It would be the literary equivalent of having hundreds or thousands of editors and proof readers going over your book for free.

The True Costs of Software

When you purchase the typical piece of off the shelf commercial software what you are really paying for is support. Many people falsely believe they are paying to help recoup the costs associated with the original development of the software. These costs are factored in, but the margin on commercial software is so huge that these costs are recouped very quickly.

Others are also mistaken that they have "purchased" their software. Most commercial end user license agreements ( aka EULAs ) specifically say that you are allowed to use the software. You do not own anything, you are simply renting the software. The vendor can revoke your right to use it at any time and usually for any reason they want. You may be tempted to go read one of your EULAs right now, if so I strongly suggest you do so sitting down and make sure you have taken your blood pressure medication.

When you pay for commercial software, you are really paying for several different types of support:

  • Direct Support — A phone number or website you can use to get help with the product.
  • Indirect Support — This comes in the form of local professionals who are "certified" in that particular product or are otherwise authorized to help you by the vendor.
  • Longevity — The future viability of the company obviously depends on its software sales. You are essentially paying to help ensure the company survives the next few years so that they can develop new and improved versions of the software.
  • Sense of Security — There is a number to call or a company to sue if the event things go south.

You are paying for this "support" whether or not you actually take advantage of it. When was the last time you actually called your vendor and received a human, let alone a helpful answer? When was the last time you needed to sue your vendor? While having a number to call or someone to blame when things go wrong may help you sleep at night, but do you really think your Fortune 500 vendor is going to shutter if you sue them or stop using their products? Do you think they will even notice?

Open Source software removes the charade of software sales. You are allowed to acquire the software a little or no cost to you. You simply pay for the support you need and only when you actually need it. And this support can come from any qualified resource. You can hire in-house talent to maintain and develop your systems, you can hire one of the notable developers working on the project, or you can out source this to consulting firms that specialize in this area. Because the software's source code is available to you, you have options. And I think we can all agree having options is essential when things start to go sour.

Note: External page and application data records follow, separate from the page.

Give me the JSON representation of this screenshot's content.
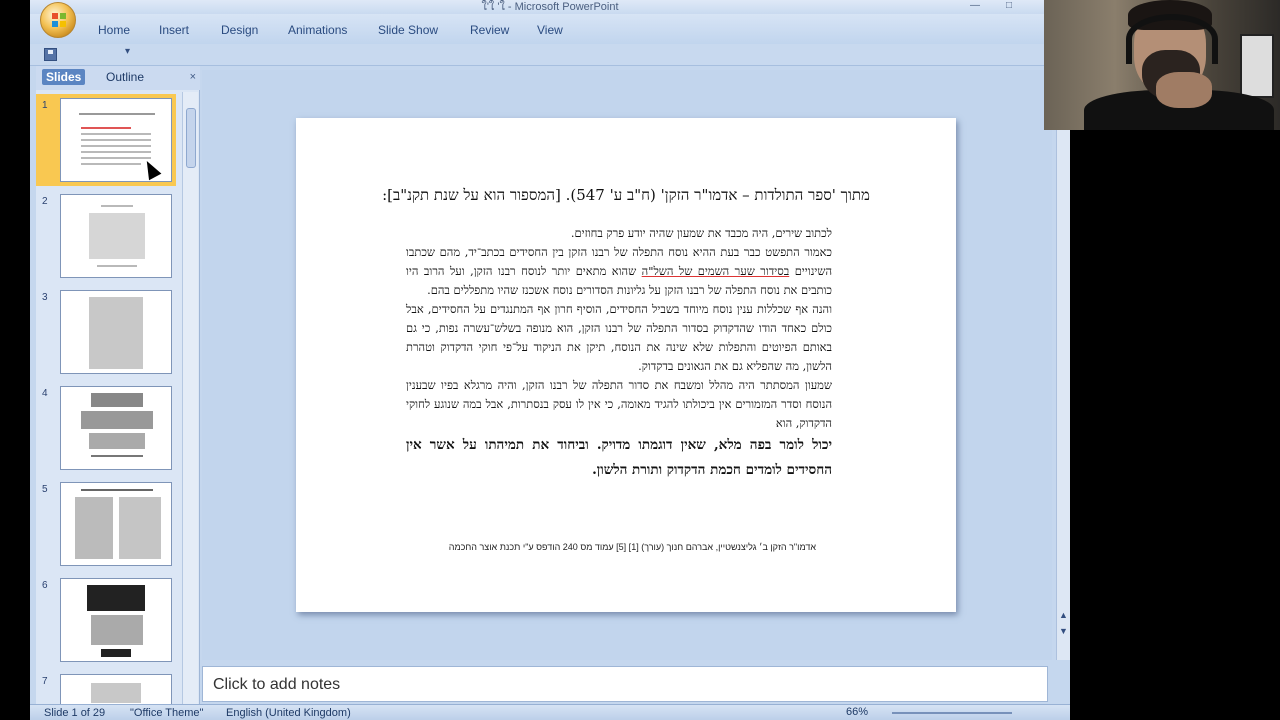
{
  "app": {
    "window_title": "ใ'ใ 'ใ - Microsoft PowerPoint"
  },
  "ribbon": {
    "tabs": [
      "Home",
      "Insert",
      "Design",
      "Animations",
      "Slide Show",
      "Review",
      "View"
    ]
  },
  "left_panel": {
    "tab_slides": "Slides",
    "tab_outline": "Outline",
    "close": "×",
    "slide_numbers": [
      "1",
      "2",
      "3",
      "4",
      "5",
      "6",
      "7"
    ]
  },
  "slide": {
    "title": "מתוך 'ספר התולדות – אדמו\"ר הזקן' (ח\"ב ע' 547). [המספור הוא על שנת תקנ\"ב]:",
    "p1": "לכתוב שירים, היה מכבד את שמעון שהיה יודע פרק בחוזים.",
    "p2a": "כאמור התפשט כבר בעת ההיא נוסח התפלה של רבנו הזקן בין החסידים בכתב־יד, מהם שכתבו השינויים ",
    "p2u": "בסידור שער השמים של השל\"ה",
    "p2b": " שהוא מתאים יותר לנוסח רבנו הזקן, ועל הרוב היו כותבים את נוסח התפלה של רבנו הזקן על גליונות הסדורים נוסח אשכנז שהיו מתפללים בהם.",
    "p3": "והנה אף שכללות ענין נוסח מיוחד בשביל החסידים, הוסיף חרון אף המתנגדים על החסידים, אבל כולם כאחד הודו שהדקדוק בסדור התפלה של רבנו הזקן, הוא מנופה בשלש־עשרה נפות, כי גם באותם הפיוטים והתפלות שלא שינה את הנוסח, תיקן את הניקוד על־פי חוקי הדקדוק וטהרת הלשון, מה שהפליא גם את הגאונים בדקדוק.",
    "p4": "שמעון המסתתר היה מהלל ומשבח את סדור התפלה של רבנו הזקן, והיה מרגלא בפיו שבענין הנוסח וסדר המזמורים אין ביכולתו להגיד מאומה, כי אין לו עסק בנסתרות, אבל במה שנוגע לחוקי הדקדוק, הוא",
    "p5": "יכול לומר בפה מלא, שאין דוגמתו מדויק. וביחוד את תמיהתו על אשר אין החסידים לומדים חכמת הדקדוק ותורת הלשון.",
    "source": "אדמו\"ר הזקן ב׳ גליצנשטיין, אברהם חנוך (עורך) [1] [5] עמוד מס 240 הודפס ע\"י תכנת אוצר החכמה"
  },
  "notes": {
    "placeholder": "Click to add notes"
  },
  "status": {
    "slide": "Slide 1 of 29",
    "theme": "\"Office Theme\"",
    "language": "English (United Kingdom)",
    "zoom": "66%"
  }
}
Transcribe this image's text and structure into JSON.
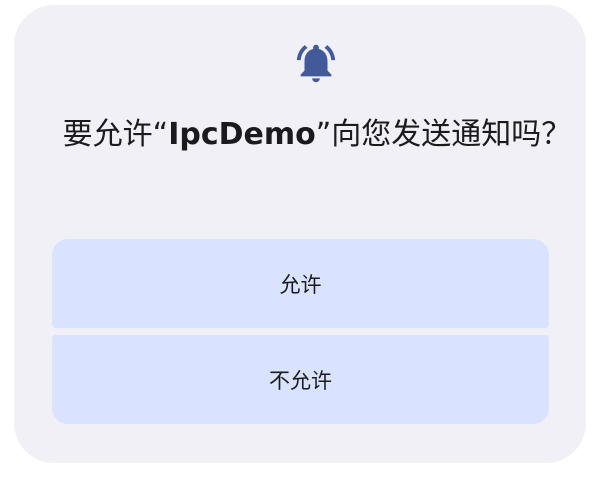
{
  "icon": "bell-ringing-icon",
  "colors": {
    "dialog_background": "#f1f0f7",
    "button_background": "#d9e2ff",
    "icon_color": "#425a9a",
    "text_color": "#1b1b1f"
  },
  "dialog": {
    "title_prefix": "要允许“",
    "app_name": "IpcDemo",
    "title_suffix": "”向您发送通知吗？"
  },
  "buttons": {
    "allow_label": "允许",
    "deny_label": "不允许"
  }
}
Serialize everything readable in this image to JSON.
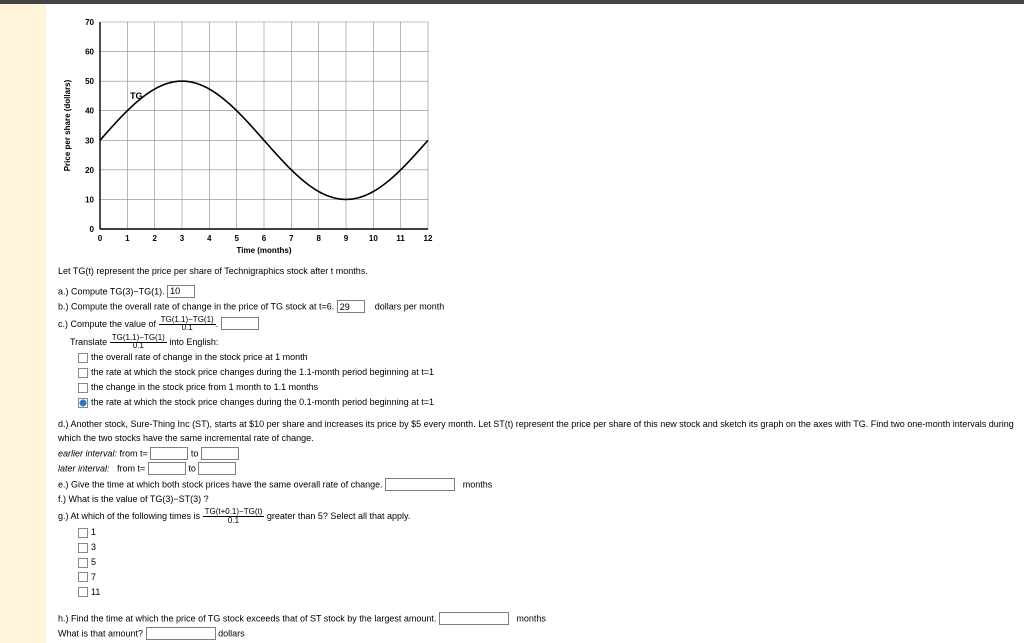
{
  "chart_data": {
    "type": "line",
    "title": "",
    "xlabel": "Time (months)",
    "ylabel": "Price per share (dollars)",
    "xlim": [
      0,
      12
    ],
    "ylim": [
      0,
      70
    ],
    "x_ticks": [
      0,
      1,
      2,
      3,
      4,
      5,
      6,
      7,
      8,
      9,
      10,
      11,
      12
    ],
    "y_ticks": [
      0,
      10,
      20,
      30,
      40,
      50,
      60,
      70
    ],
    "series_label": "TG",
    "x": [
      0,
      1,
      2,
      3,
      4,
      5,
      6,
      7,
      8,
      9,
      10,
      11,
      12
    ],
    "y": [
      30,
      40,
      48,
      50,
      48,
      40,
      30,
      20,
      12,
      10,
      12,
      20,
      30
    ]
  },
  "intro": "Let TG(t) represent the price per share of Technigraphics stock after t months.",
  "a": {
    "label": "a.) Compute TG(3)−TG(1).",
    "prefill": "10"
  },
  "b": {
    "label_pre": "b.) Compute the overall rate of change in the price of TG stock at t=6.",
    "prefill": "29",
    "unit": "dollars per month"
  },
  "c": {
    "label": "c.) Compute the value of",
    "num": "TG(1.1)−TG(1)",
    "den": "0.1",
    "suffix": "."
  },
  "translate": {
    "label": "Translate",
    "num": "TG(1.1)−TG(1)",
    "den": "0.1",
    "suffix": "into English:"
  },
  "opts": {
    "o1": "the overall rate of change in the stock price at 1 month",
    "o2": "the rate at which the stock price changes during the 1.1-month period beginning at t=1",
    "o3": "the change in the stock price from 1 month to 1.1 months",
    "o4": "the rate at which the stock price changes during the 0.1-month period beginning at t=1"
  },
  "d": {
    "text": "d.) Another stock, Sure-Thing Inc (ST), starts at $10 per share and increases its price by $5 every month. Let ST(t) represent the price per share of this new stock and sketch its graph on the axes with TG. Find two one-month intervals during which the two stocks have the same incremental rate of change."
  },
  "d_lines": {
    "early_lbl": "earlier interval:",
    "early_from": "from t=",
    "to": "to",
    "late_lbl": "later interval:",
    "late_from": "from t="
  },
  "e": {
    "label": "e.) Give the time at which both stock prices have the same overall rate of change.",
    "unit": "months"
  },
  "f": {
    "label": "f.) What is the value of TG(3)−ST(3) ?"
  },
  "g": {
    "label_pre": "g.) At which of the following times is",
    "num": "TG(t+0.1)−TG(t)",
    "den": "0.1",
    "label_post": "greater than 5? Select all that apply.",
    "v1": "1",
    "v2": "3",
    "v3": "5",
    "v4": "7",
    "v5": "11"
  },
  "h": {
    "label": "h.) Find the time at which the price of TG stock exceeds that of ST stock by the largest amount.",
    "unit": "months",
    "q2": "What is that amount?",
    "u2": "dollars"
  }
}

A steel ball bearing manufacturer would not feel safe only having one steel supplier. Any little problem on the part of the supplier can significantly impact the manufacturer. Do you feel safe having only once source for the application(s) that run your entire business?

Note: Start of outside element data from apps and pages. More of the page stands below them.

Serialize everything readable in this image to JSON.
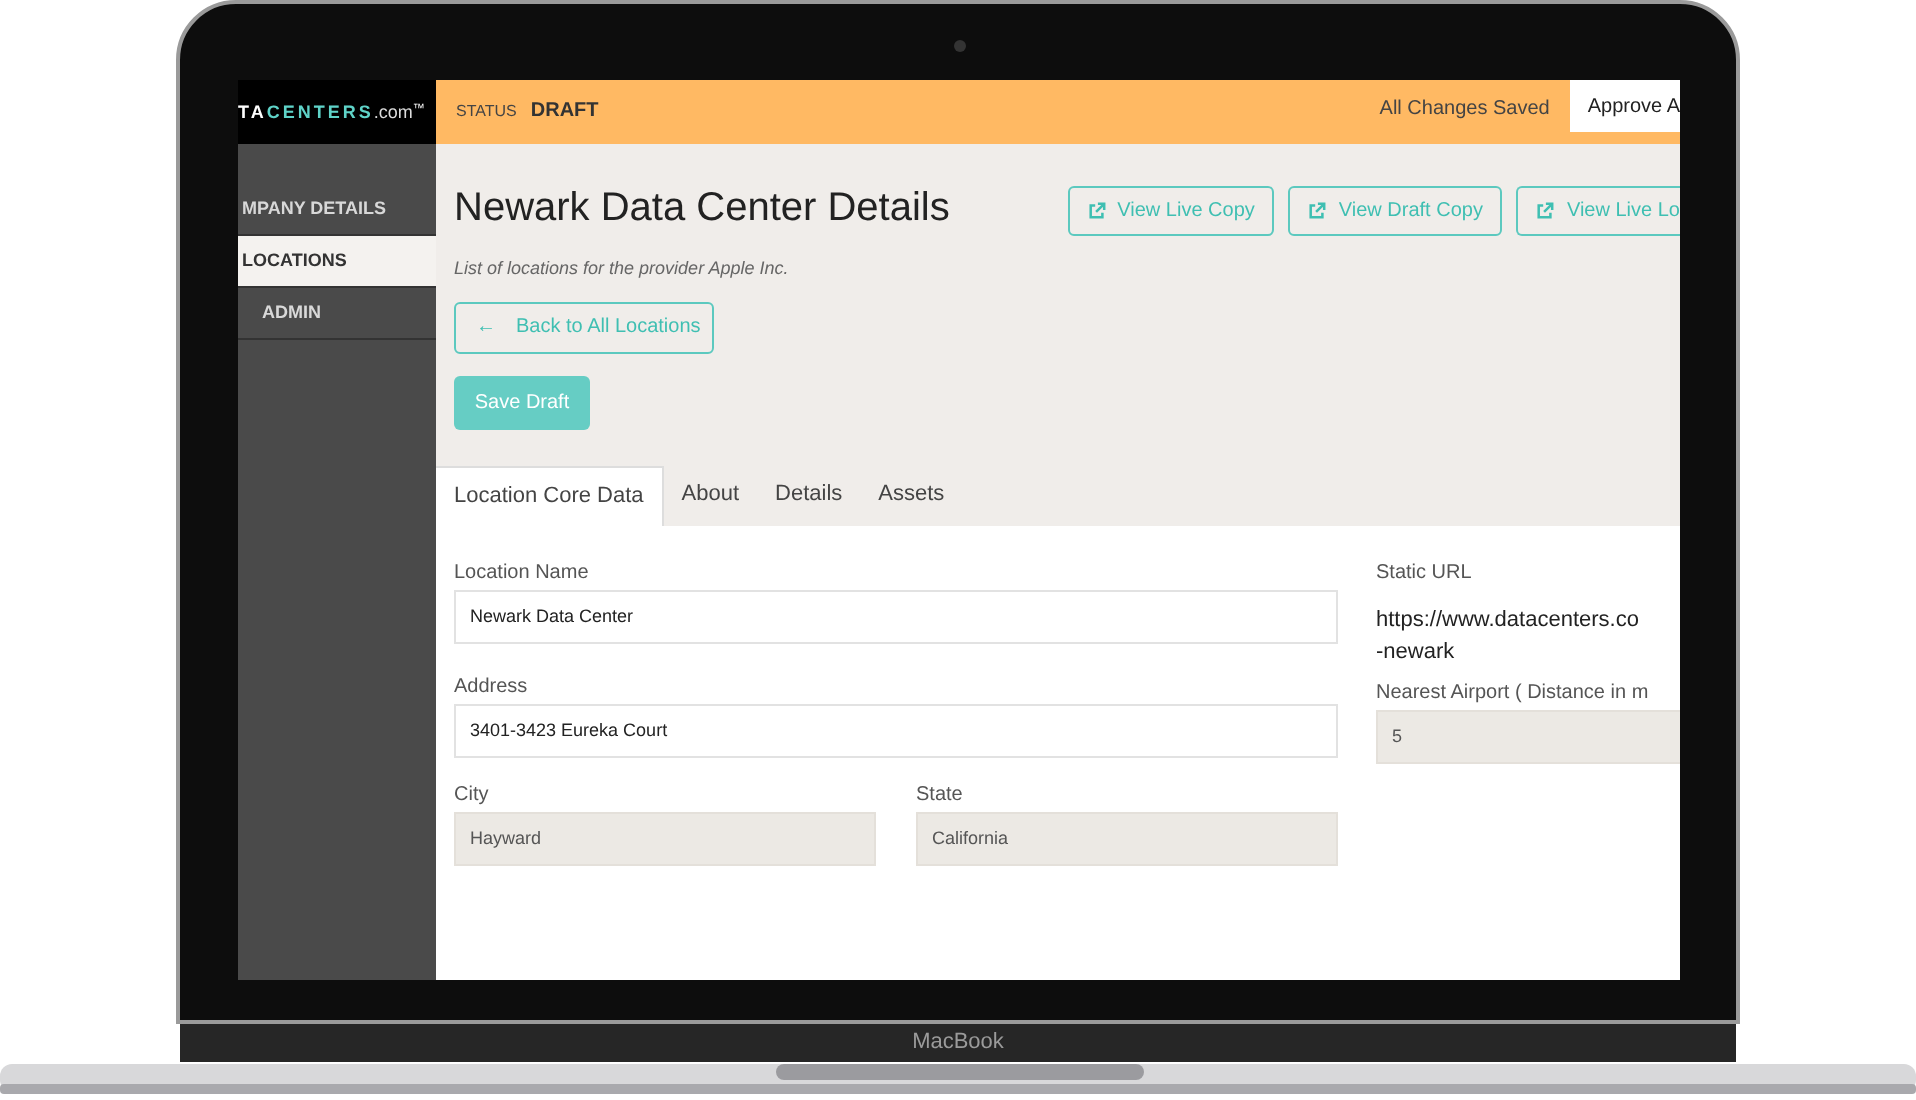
{
  "device": {
    "label": "MacBook"
  },
  "topbar": {
    "logo": {
      "lead": "TA",
      "accent": "CENTERS",
      "suffix": ".com",
      "mark": "™"
    },
    "status_label": "STATUS",
    "status": "DRAFT",
    "save_state": "All Changes Saved",
    "approve_button": "Approve A"
  },
  "sidebar": {
    "items": [
      {
        "label": "MPANY DETAILS",
        "selected": false,
        "indented": false
      },
      {
        "label": "LOCATIONS",
        "selected": true,
        "indented": false
      },
      {
        "label": "ADMIN",
        "selected": false,
        "indented": true
      }
    ]
  },
  "page": {
    "title": "Newark Data Center Details",
    "subtitle": "List of locations for the provider Apple Inc.",
    "view_buttons": [
      "View Live Copy",
      "View Draft Copy",
      "View Live Lo"
    ],
    "back_button": {
      "icon": "←",
      "label": "Back to All Locations"
    },
    "save_button": "Save Draft"
  },
  "tabs": [
    {
      "label": "Location Core Data",
      "selected": true
    },
    {
      "label": "About",
      "selected": false
    },
    {
      "label": "Details",
      "selected": false
    },
    {
      "label": "Assets",
      "selected": false
    }
  ],
  "form": {
    "wide_fields": [
      {
        "label": "Location Name",
        "value": "Newark Data Center",
        "readonly": false
      },
      {
        "label": "Address",
        "value": "3401-3423 Eureka Court",
        "readonly": false
      }
    ],
    "half_fields": [
      {
        "label": "City",
        "value": "Hayward",
        "readonly": true
      },
      {
        "label": "State",
        "value": "California",
        "readonly": true
      }
    ],
    "static_url": {
      "label": "Static URL",
      "lines": [
        "https://www.datacenters.co",
        "-newark"
      ]
    },
    "side_fields": [
      {
        "label": "Nearest Airport ( Distance in m",
        "value": "5",
        "readonly": true
      }
    ]
  }
}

Conclusion

Open Source software is the basis for most of the Internet's infrastructure. Many of the common Internet services, such as web servers and E-mail, have their roots in Open Source software. 64% of web servers on the Internet run the Apache Open Source web server software. 70% of Internet E-mail travels through Sendmail, an Open Source E-mail server. I mention this because some people falsely believe high quality software can only be created in some software company's cubicle and cannot be made collaboratively over the Internet.

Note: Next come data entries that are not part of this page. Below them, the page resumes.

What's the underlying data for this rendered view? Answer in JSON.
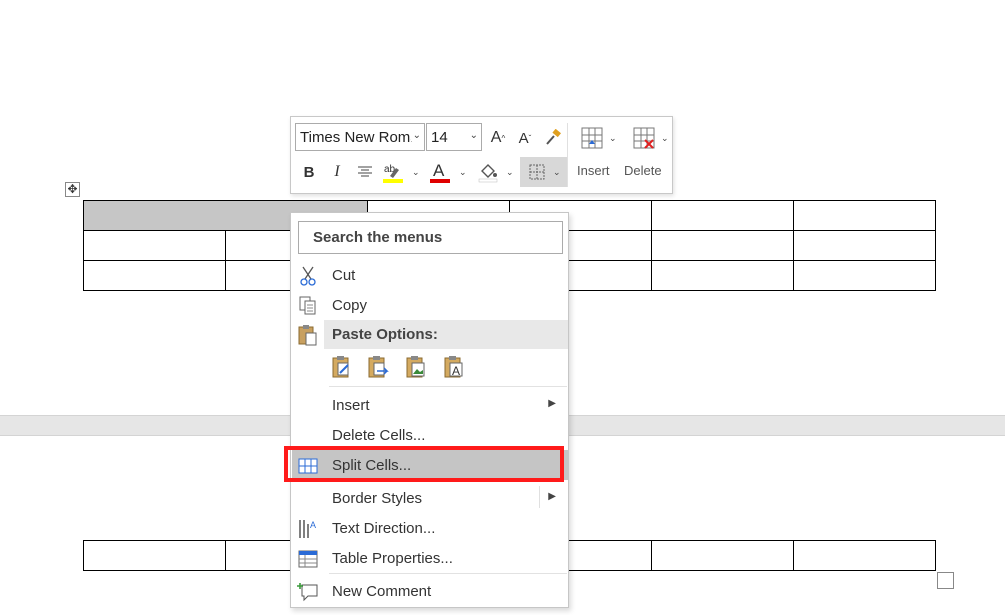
{
  "toolbar": {
    "font_name": "Times New Roman",
    "font_size": "14",
    "insert_label": "Insert",
    "delete_label": "Delete",
    "highlight_color": "#ffff00",
    "font_color": "#e00000"
  },
  "context_menu": {
    "search_placeholder": "Search the menus",
    "paste_options_label": "Paste Options:",
    "items": [
      {
        "label": "Cut",
        "icon": "scissors-icon"
      },
      {
        "label": "Copy",
        "icon": "copy-icon"
      },
      {
        "label": "Insert",
        "icon": "",
        "submenu": true
      },
      {
        "label": "Delete Cells...",
        "icon": ""
      },
      {
        "label": "Split Cells...",
        "icon": "split-cells-icon"
      },
      {
        "label": "Border Styles",
        "icon": "",
        "submenu": true
      },
      {
        "label": "Text Direction...",
        "icon": "text-direction-icon"
      },
      {
        "label": "Table Properties...",
        "icon": "table-properties-icon"
      },
      {
        "label": "New Comment",
        "icon": "new-comment-icon"
      }
    ],
    "paste_options": [
      "keep-source-formatting-icon",
      "merge-table-icon",
      "picture-icon",
      "keep-text-only-icon"
    ]
  },
  "colors": {
    "selection": "#c6c6c6",
    "menu_highlight": "#c5c5c5",
    "annotation_box": "#ff1a1a"
  }
}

Just as you are not tied to a particular company to provide your business' other infrastructure ( i.e. electricians, plumbers, contractors ), you should not be tied to one company for your IT infrastructure. Please do not hesitate to contact me directly if you have any further questions on Open Source software, I can be reached at frank@revsys.com.

Resources:

Some examples of commonly used Open Source software:

Some companies that are known to use Open Source software in their businesses:

Below are some suggested further reading on the topic of Open Source: